The girls worked in teams of five or six students. First, they decided on the materials to use for their filters. Then they built the devices, adding flourishes like colorful feathers and pebbles. The two UC San Diego students and Escobedo hovered around the tables and answered questions, often kneeling down to speak to the girls eye-to-eye. The girls chose names for their devices and their teams, such as the Starfloaters and Lil’ Sis.
|Students wait to see if the water going through the filter will come out clean.
Finally, it was time to see how good the filters actually were. The two UC San Diego students walked around the classroom with pitchers full of the tea, cornstarch and oil concoction, slowing pouring it into the filters. Everything went quiet while the girls waited to see what would come out at the bottom end of the devices. Shouts erupted from one table: “I see it!” “Yes, it’s clean!” “Not as clean as last time.” From another: “We did it!” and “Oh my God!”
The UC San Diego students and Escobedo then examined the liquid that had been filtered and graded it from 1 to 5—one being the cleanest. They dipped oil test strips into the filtered liquid to check for residue. All of them came out clean. Cheers and sighs of relief all around.
The SISTERS program emerged from a close collaboration between Global TIES and the Encinitas Union School District. In Global TIES, interdisciplinary teams of students advised by faculty work with nonprofit organizations in San Diego and around the world. A Global TIES team advised by Jan Kleissl, an associate professor of environmental engineering, taught science and engineering lessons in the school district from 2009 to 2014. Kleissl is the co-principal investigator of SISTERS and oversees the program’s curriculum, which includes hands-on lessons about solar power, water evaporation, irrigation, energy efficiency and insulation. More importantly, though, girls learn about effort, collaboration, perseverance, and resilience. “We want the girls to learn that being a scientist or an engineer isn’t easy, but it is important and fun, and well within their reach,” Bratton said.
|Andia Pebdani, a senior and environmental systems major, was one of the UC San Diego students working with the girls.
The Encinitas Union School District expects the program to be transformational for students, said Nancy Dianna Jones, the district’s administrator of support services.
“We want them to have knowledge of the scientific method and the ability to put it into practice,” Jones said. “We want them to bring the skills they have learned back to the classroom so that they can apply them.”
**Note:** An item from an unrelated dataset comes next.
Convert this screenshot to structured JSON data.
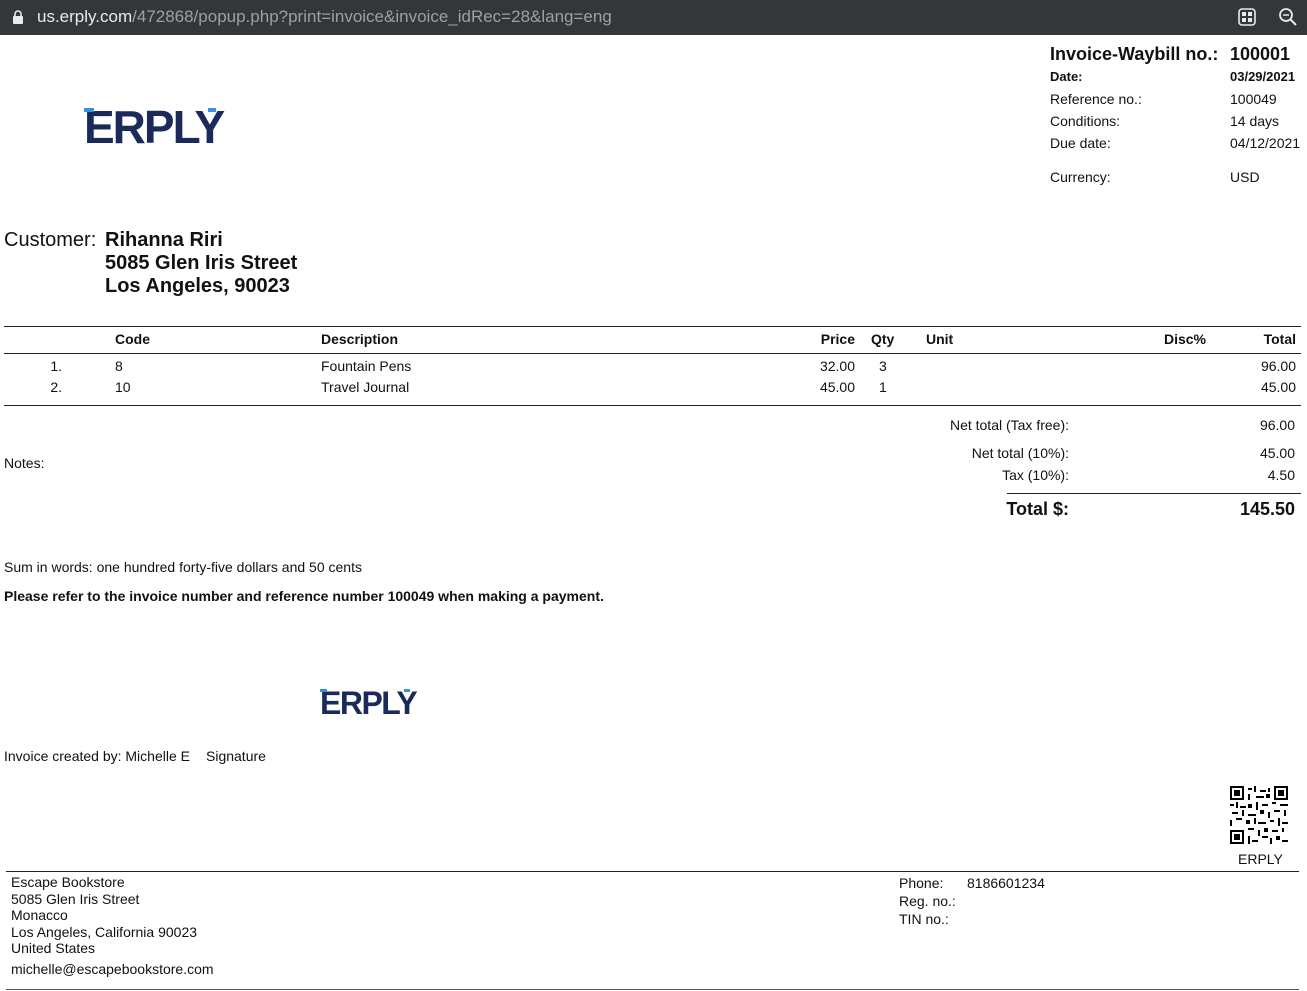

“We want them to be confident problem solvers who know how to work with others. We want them to love science,” she added. “We want them to have a desire to make a difference in their community and in the world.”
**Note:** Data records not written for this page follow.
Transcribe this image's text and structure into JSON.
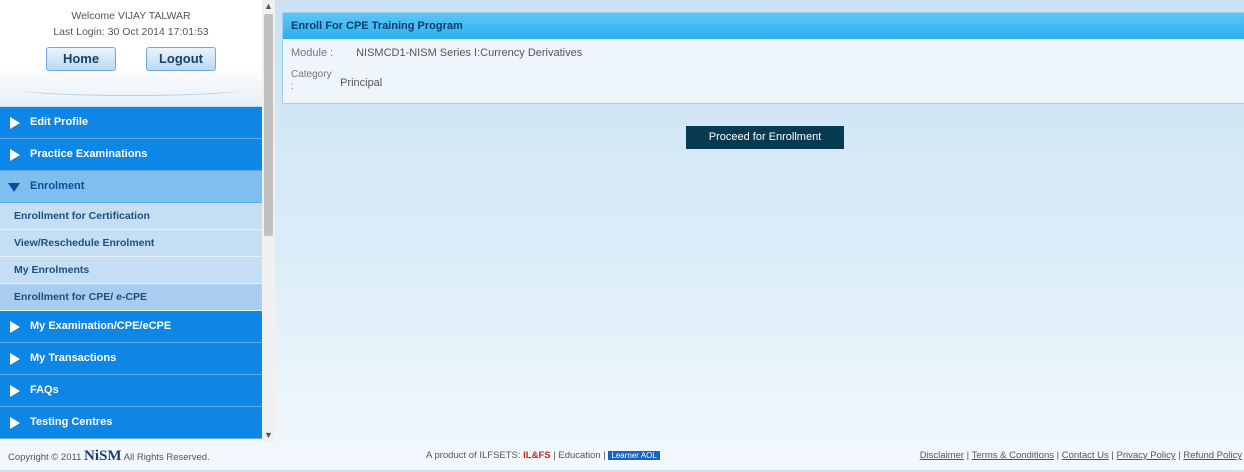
{
  "user": {
    "welcome": "Welcome VIJAY TALWAR",
    "last_login": "Last Login: 30 Oct 2014 17:01:53",
    "home_label": "Home",
    "logout_label": "Logout"
  },
  "sidebar": {
    "items": [
      {
        "label": "Edit Profile"
      },
      {
        "label": "Practice Examinations"
      },
      {
        "label": "Enrolment"
      },
      {
        "label": "My Examination/CPE/eCPE"
      },
      {
        "label": "My Transactions"
      },
      {
        "label": "FAQs"
      },
      {
        "label": "Testing Centres"
      }
    ],
    "sub_items": [
      {
        "label": "Enrollment for Certification"
      },
      {
        "label": "View/Reschedule Enrolment"
      },
      {
        "label": "My Enrolments"
      },
      {
        "label": "Enrollment for CPE/ e-CPE"
      }
    ]
  },
  "panel": {
    "title": "Enroll For CPE Training Program",
    "module_key": "Module :",
    "module_value": "NISMCD1-NISM Series I:Currency Derivatives",
    "category_key": "Category :",
    "category_value": "Principal",
    "proceed_label": "Proceed for Enrollment"
  },
  "footer": {
    "copyright_prefix": "Copyright © 2011",
    "copyright_brand": "NiSM",
    "copyright_suffix": "All Rights Reserved.",
    "product_prefix": "A product of ILFSETS:",
    "product_ilfs": "IL&FS",
    "product_edu": "Education",
    "product_learner": "Learner AOL",
    "links": [
      "Disclaimer",
      "Terms & Conditions",
      "Contact Us",
      "Privacy Policy",
      "Refund Policy"
    ]
  }
}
If that Thursday afternoon water filter exercise was any indication, the girls in the program are getting the message. “If you are a scientist, you can change the world,” said Michelle Francisco, 10, who wants to be a veterinarian when she grows up.
“Before I did the program, I didn’t like science so much,” said Megan Pusl, 10. “Now I like it a lot. It’s made science fun.” One of the program’s sessions, which focused on programming, got her motivated to become a coder, she said.
The program fills a need by providing hands-on science in elementary school, said Leighangela Brady, assistant superintendent of instruction for Encinitas Union. “We see it as an extension of the learning experience.”
Parents picking up the girls at the end of the day praised the program. “She talks about the projects at home,” said Ann Cerny, a middle school history teacher and UC San Diego alumna. After one of the sessions, her daughter, Serena, taught everyone in the family how to spell their names in binary.
Jacobs School of Engineering